Norris Kaplan is clever, cynical, and quite possibly too smart for his own good. A black French Canadian, he knows from watching American sitcoms that those three things don’t bode well when you are moving to Austin, Texas. Plunked into a new high school and sweating a ridiculous amount from the oppressive Texas heat, Norris finds himself cataloging everyone he meets: the Cheerleaders, the Jocks, the Loners, and even the Manic Pixie Dream Girl. Making a ton of friends has never been a priority for him, and this way he can at least amuse himself until it’s time to go back to Canada, where he belongs.
Yet, against all odds, those labels soon become actual people to Norris. Be it loner Liam, who makes it his mission to befriend Norris, or Madison the beta cheerleader, who is so nice that it has to be a trap. Not to mention Aarti the Manic Pixie Dream Girl, who might, in fact, be a real love interest in the making. He even starts playing actual hockey with these Texans.

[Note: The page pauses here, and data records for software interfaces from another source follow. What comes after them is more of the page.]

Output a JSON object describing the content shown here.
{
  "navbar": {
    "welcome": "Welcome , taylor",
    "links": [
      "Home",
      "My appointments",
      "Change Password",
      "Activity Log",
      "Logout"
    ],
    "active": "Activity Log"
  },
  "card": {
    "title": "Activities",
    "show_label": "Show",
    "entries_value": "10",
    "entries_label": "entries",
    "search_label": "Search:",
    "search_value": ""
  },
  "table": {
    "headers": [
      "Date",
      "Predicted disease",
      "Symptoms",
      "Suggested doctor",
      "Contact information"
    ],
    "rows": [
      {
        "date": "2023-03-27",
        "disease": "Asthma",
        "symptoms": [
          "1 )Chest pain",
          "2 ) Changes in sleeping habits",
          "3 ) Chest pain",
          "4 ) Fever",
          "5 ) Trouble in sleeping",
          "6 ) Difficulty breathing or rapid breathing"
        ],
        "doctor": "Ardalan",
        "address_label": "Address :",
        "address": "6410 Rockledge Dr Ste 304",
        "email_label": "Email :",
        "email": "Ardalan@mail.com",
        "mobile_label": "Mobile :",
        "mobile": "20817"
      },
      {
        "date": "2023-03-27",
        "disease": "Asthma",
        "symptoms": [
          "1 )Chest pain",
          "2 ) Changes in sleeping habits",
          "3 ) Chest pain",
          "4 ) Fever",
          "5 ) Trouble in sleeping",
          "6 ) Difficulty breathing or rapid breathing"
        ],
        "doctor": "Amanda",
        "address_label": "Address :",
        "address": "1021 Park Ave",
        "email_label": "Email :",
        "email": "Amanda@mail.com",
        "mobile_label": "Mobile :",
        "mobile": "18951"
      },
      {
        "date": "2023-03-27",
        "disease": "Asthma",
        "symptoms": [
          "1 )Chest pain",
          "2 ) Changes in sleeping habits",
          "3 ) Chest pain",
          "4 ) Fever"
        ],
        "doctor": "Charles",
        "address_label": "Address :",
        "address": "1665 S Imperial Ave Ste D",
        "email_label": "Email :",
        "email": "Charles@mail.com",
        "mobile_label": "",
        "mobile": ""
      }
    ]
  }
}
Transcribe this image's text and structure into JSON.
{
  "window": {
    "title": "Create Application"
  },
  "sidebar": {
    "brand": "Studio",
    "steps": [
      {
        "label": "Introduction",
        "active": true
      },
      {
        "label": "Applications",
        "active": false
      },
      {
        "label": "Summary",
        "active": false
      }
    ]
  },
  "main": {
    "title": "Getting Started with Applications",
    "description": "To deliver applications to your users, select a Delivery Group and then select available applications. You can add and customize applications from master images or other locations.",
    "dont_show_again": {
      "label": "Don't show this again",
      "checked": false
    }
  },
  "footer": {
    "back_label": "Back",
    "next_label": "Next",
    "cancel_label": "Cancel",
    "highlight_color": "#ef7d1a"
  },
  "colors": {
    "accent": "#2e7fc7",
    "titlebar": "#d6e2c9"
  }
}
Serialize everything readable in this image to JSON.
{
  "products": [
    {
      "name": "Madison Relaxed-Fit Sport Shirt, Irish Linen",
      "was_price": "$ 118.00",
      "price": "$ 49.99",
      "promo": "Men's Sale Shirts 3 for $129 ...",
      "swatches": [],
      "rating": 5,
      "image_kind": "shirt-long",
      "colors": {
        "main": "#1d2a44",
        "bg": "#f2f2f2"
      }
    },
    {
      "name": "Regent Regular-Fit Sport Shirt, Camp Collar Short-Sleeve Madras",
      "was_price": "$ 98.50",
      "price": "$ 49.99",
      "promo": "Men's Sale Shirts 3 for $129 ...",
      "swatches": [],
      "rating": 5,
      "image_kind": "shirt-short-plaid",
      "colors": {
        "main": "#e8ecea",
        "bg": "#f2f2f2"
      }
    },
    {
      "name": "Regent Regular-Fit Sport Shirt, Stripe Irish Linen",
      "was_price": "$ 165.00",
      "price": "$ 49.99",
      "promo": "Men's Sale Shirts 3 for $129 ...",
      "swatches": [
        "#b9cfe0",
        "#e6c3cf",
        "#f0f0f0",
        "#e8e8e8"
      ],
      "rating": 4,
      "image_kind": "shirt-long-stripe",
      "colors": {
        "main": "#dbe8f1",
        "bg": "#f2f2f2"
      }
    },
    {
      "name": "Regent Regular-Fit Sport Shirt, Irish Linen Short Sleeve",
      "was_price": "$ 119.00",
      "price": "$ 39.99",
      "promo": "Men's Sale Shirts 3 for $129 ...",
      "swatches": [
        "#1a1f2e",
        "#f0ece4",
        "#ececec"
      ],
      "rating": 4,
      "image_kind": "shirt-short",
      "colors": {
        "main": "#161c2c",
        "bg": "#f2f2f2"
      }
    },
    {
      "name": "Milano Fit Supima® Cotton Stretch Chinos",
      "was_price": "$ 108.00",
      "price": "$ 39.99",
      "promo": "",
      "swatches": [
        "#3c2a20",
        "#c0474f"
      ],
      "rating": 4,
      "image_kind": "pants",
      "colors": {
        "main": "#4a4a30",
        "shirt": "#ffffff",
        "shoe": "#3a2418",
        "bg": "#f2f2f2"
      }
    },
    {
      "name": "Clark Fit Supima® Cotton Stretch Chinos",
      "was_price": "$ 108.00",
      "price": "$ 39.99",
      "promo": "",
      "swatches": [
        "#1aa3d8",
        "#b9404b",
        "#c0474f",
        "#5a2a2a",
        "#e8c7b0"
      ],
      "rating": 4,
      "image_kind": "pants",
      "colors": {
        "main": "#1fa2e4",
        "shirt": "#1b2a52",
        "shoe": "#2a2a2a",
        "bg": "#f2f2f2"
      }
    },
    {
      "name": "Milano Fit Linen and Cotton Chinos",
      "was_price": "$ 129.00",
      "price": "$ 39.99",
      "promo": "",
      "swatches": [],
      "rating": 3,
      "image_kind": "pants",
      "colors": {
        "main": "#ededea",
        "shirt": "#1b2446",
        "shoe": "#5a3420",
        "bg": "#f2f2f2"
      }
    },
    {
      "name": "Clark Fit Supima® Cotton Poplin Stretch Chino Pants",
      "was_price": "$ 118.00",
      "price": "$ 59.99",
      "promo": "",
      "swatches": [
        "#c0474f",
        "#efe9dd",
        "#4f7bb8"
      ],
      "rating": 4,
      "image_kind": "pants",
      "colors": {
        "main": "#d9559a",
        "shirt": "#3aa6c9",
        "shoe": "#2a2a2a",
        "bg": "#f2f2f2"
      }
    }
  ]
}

But the night of the prom, Norris screws everything up royally. As he tries to pick up the pieces, he realizes it might be time to stop hiding behind his snarky opinions and start living his life—along with the people who have found their way into his heart.
I can’t remember the last time I laughed out loud so much while reading a book!
I loved Norris’ brand of sarcastic humor, and he’s not afraid to direct it at himself either. He’s so snarky and I just loved his entire demeanor (granted, I’m a very sarcastic person, so Norris felt like my long-lost brother). In general, he’s a pretty unlikable person, but he’s real… which made him likable and relatable (to me anyway). Even his situation with his parents was relatable. I definitely felt that.
What I liked about the romance element of the book is how authentic it was, angst and all. Oh, and I don’t want to spoil much, but the twist that was pulled… definitely saw it coming, and I was rooting for it too! I also have to say that I love the way the book ended, leaving an open door with major possibility.
Rating: 4.5/5 stars